Jordan Archaeological Museum
Hegira, late 2nd–early 3rd century / AD second half of the 8th century
Height 28 cm, diameter (of mouth) 8 cm
Tall Hisban, Jordan.
A fine, pear-shaped pottery jug with two handles, in a characteristic cream colour, decorated using various techniques such as incising, perforations and knife scraping. The decorative scheme is composed of a combination of geometric and floral patterns which were common in Islamic art.View Short Description
Pear-shaped, two-handled pottery jug from Tall Hisban, decorated using various techniques such as incising, perforations and knife scraping. The decorative scheme is composed of a combination of geometric and floral patterns.
The jug was dated by stratigraphic context and comparison with similar jugs; Abbasid pottery is characteristically cream in colour.
The jug was found during the course of an archaeological excavation at Tall Hisban in 1973.
The jug was found at Tall Hisban during an archaeological excavation in 1973.
Horn, S. H., 'The 1973 Season of Excavations at Tell Hesban', Annual of the Department of Antiquities of Jordan, XIX, 1974, pp.151–6, plate LXXV, 2.
Horn, R. S., and Horn, S. H., Heshbon 1973, Andrews University Seminary Studies, Miami, 1975.
Aida Naghawy "Jug" in Discover Islamic Art, Museum With No Frontiers, 2017. http://www.discoverislamicart.org/database_item.php?id=object;ISL;jo;Mus01;22;en
Prepared by: Aida NaghawyAida Naghawy
Aida Naghawy is an archaeologist and the Director of Jordan Archaeological Museum. She studied archaeology at the University of Jordan where she gained her MA. She was affiliated to the Jordanian Department of Antiquities from 1974 as a curator of Jordan Archaeological Museum. In 1981 she became inspector of Jerash antiquities and co-ordinator of the Jerash International Rehabilitation project. She was also head of the archaeological awareness section at the Department of Antiquities. Aida is the author of numerous publications on Islamic coins. She has carried out excavation work in Jerash and is the founder of Jerash Archaeological Museum and the Islamic Museum of the Ministry of Awqaf and Islamic Affairs.
Copyedited by: Mandi Gomez
MWNF Working Number: JO 43
Islamic Dynasties / Period
On display in
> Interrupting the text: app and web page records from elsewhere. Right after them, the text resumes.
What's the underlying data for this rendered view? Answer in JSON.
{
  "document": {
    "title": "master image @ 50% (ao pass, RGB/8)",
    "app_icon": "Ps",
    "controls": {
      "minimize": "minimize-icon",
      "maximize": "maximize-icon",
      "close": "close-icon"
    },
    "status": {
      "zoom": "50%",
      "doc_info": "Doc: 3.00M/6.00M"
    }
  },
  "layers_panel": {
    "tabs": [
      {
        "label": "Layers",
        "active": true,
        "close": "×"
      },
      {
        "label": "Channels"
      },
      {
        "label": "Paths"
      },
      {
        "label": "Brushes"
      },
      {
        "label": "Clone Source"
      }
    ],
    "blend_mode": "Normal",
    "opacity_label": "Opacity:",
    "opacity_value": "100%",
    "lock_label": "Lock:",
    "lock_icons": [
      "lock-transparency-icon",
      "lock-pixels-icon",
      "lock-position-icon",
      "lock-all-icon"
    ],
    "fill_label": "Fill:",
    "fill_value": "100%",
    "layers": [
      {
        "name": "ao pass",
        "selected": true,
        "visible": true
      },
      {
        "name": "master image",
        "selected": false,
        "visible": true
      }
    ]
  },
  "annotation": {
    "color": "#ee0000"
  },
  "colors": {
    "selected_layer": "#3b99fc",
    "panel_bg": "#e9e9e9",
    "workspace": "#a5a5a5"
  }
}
Discover Islamic Art Exhibition(s)Geometric Decoration | Geometric Decoration in Ceramic Recipients The Abbasids | Managing Prosperity
DownloadAs PDF (including images) As Word (text only)